Copy out the complete listing, word for word.

= Beginning of Section =

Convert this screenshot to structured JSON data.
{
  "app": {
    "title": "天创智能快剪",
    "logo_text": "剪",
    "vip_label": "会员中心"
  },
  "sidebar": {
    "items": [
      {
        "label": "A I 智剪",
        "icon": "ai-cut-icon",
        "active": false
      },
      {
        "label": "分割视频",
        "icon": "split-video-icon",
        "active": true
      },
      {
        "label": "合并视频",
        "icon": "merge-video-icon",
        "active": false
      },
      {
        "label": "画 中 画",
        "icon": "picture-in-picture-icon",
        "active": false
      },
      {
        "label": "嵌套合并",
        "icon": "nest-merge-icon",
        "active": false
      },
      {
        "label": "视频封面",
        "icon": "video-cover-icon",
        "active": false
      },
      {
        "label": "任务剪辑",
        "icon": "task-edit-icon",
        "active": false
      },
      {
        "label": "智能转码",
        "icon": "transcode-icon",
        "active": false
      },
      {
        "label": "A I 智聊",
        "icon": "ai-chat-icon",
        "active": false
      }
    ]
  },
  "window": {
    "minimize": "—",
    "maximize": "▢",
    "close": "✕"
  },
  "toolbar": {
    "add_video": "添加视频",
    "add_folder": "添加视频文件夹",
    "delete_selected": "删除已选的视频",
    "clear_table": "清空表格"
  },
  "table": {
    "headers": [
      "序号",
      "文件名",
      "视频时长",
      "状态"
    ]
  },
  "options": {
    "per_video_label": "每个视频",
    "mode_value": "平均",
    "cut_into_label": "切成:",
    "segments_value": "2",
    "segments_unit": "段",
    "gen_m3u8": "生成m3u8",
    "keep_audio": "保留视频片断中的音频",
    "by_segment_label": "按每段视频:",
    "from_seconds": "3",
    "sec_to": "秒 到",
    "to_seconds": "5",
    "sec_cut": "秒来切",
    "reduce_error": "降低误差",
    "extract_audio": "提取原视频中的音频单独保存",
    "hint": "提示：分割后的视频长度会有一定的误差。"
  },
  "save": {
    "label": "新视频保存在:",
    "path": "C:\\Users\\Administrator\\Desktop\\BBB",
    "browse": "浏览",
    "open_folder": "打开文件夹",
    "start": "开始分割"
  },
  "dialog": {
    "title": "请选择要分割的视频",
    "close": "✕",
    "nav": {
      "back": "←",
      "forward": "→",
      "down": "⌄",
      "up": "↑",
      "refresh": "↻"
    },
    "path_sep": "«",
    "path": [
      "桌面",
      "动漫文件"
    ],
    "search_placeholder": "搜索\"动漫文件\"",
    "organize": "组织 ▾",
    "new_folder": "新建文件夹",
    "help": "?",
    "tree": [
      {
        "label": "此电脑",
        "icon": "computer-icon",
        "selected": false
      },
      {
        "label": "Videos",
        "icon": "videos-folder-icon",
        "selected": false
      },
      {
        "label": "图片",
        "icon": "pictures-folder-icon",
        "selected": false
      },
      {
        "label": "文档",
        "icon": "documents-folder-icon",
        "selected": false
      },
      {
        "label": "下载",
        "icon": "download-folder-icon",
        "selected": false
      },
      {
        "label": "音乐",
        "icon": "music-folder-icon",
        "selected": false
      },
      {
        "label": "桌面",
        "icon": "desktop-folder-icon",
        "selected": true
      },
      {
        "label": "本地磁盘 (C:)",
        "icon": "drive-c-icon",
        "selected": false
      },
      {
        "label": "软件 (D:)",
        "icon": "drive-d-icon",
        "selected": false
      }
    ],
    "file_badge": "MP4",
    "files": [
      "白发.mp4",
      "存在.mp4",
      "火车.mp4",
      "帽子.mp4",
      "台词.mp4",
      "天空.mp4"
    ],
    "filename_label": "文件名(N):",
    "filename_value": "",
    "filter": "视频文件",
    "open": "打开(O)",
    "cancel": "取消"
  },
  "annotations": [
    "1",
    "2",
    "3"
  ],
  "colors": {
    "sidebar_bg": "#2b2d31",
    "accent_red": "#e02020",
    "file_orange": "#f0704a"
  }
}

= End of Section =

▶ Answer for this exercise:
Convert this screenshot to structured JSON data.
{
  "app": {
    "title": "天创智能快剪",
    "logo_text": "剪",
    "vip_label": "会员中心"
  },
  "sidebar": {
    "items": [
      {
        "label": "A I 智剪",
        "icon": "ai-cut-icon",
        "active": false
      },
      {
        "label": "分割视频",
        "icon": "split-video-icon",
        "active": true
      },
      {
        "label": "合并视频",
        "icon": "merge-video-icon",
        "active": false
      },
      {
        "label": "画 中 画",
        "icon": "picture-in-picture-icon",
        "active": false
      },
      {
        "label": "嵌套合并",
        "icon": "nest-merge-icon",
        "active": false
      },
      {
        "label": "视频封面",
        "icon": "video-cover-icon",
        "active": false
      },
      {
        "label": "任务剪辑",
        "icon": "task-edit-icon",
        "active": false
      },
      {
        "label": "智能转码",
        "icon": "transcode-icon",
        "active": false
      },
      {
        "label": "A I 智聊",
        "icon": "ai-chat-icon",
        "active": false
      }
    ]
  },
  "window": {
    "minimize": "—",
    "maximize": "▢",
    "close": "✕"
  },
  "toolbar": {
    "add_video": "添加视频",
    "add_folder": "添加视频文件夹",
    "delete_selected": "删除已选的视频",
    "clear_table": "清空表格"
  },
  "table": {
    "headers": [
      "序号",
      "文件名",
      "视频时长",
      "状态"
    ]
  },
  "options": {
    "per_video_label": "每个视频",
    "mode_value": "平均",
    "cut_into_label": "切成:",
    "segments_value": "2",
    "segments_unit": "段",
    "gen_m3u8": "生成m3u8",
    "keep_audio": "保留视频片断中的音频",
    "by_segment_label": "按每段视频:",
    "from_seconds": "3",
    "sec_to": "秒 到",
    "to_seconds": "5",
    "sec_cut": "秒来切",
    "reduce_error": "降低误差",
    "extract_audio": "提取原视频中的音频单独保存",
    "hint": "提示：分割后的视频长度会有一定的误差。"
  },
  "save": {
    "label": "新视频保存在:",
    "path": "C:\\Users\\Administrator\\Desktop\\BBB",
    "browse": "浏览",
    "open_folder": "打开文件夹",
    "start": "开始分割"
  },
  "dialog": {
    "title": "请选择要分割的视频",
    "close": "✕",
    "nav": {
      "back": "←",
      "forward": "→",
      "down": "⌄",
      "up": "↑",
      "refresh": "↻"
    },
    "path_sep": "«",
    "path": [
      "桌面",
      "动漫文件"
    ],
    "search_placeholder": "搜索\"动漫文件\"",
    "organize": "组织 ▾",
    "new_folder": "新建文件夹",
    "help": "?",
    "tree": [
      {
        "label": "此电脑",
        "icon": "computer-icon",
        "selected": false
      },
      {
        "label": "Videos",
        "icon": "videos-folder-icon",
        "selected": false
      },
      {
        "label": "图片",
        "icon": "pictures-folder-icon",
        "selected": false
      },
      {
        "label": "文档",
        "icon": "documents-folder-icon",
        "selected": false
      },
      {
        "label": "下载",
        "icon": "download-folder-icon",
        "selected": false
      },
      {
        "label": "音乐",
        "icon": "music-folder-icon",
        "selected": false
      },
      {
        "label": "桌面",
        "icon": "desktop-folder-icon",
        "selected": true
      },
      {
        "label": "本地磁盘 (C:)",
        "icon": "drive-c-icon",
        "selected": false
      },
      {
        "label": "软件 (D:)",
        "icon": "drive-d-icon",
        "selected": false
      }
    ],
    "file_badge": "MP4",
    "files": [
      "白发.mp4",
      "存在.mp4",
      "火车.mp4",
      "帽子.mp4",
      "台词.mp4",
      "天空.mp4"
    ],
    "filename_label": "文件名(N):",
    "filename_value": "",
    "filter": "视频文件",
    "open": "打开(O)",
    "cancel": "取消"
  },
  "annotations": [
    "1",
    "2",
    "3"
  ],
  "colors": {
    "sidebar_bg": "#2b2d31",
    "accent_red": "#e02020",
    "file_orange": "#f0704a"
  }
}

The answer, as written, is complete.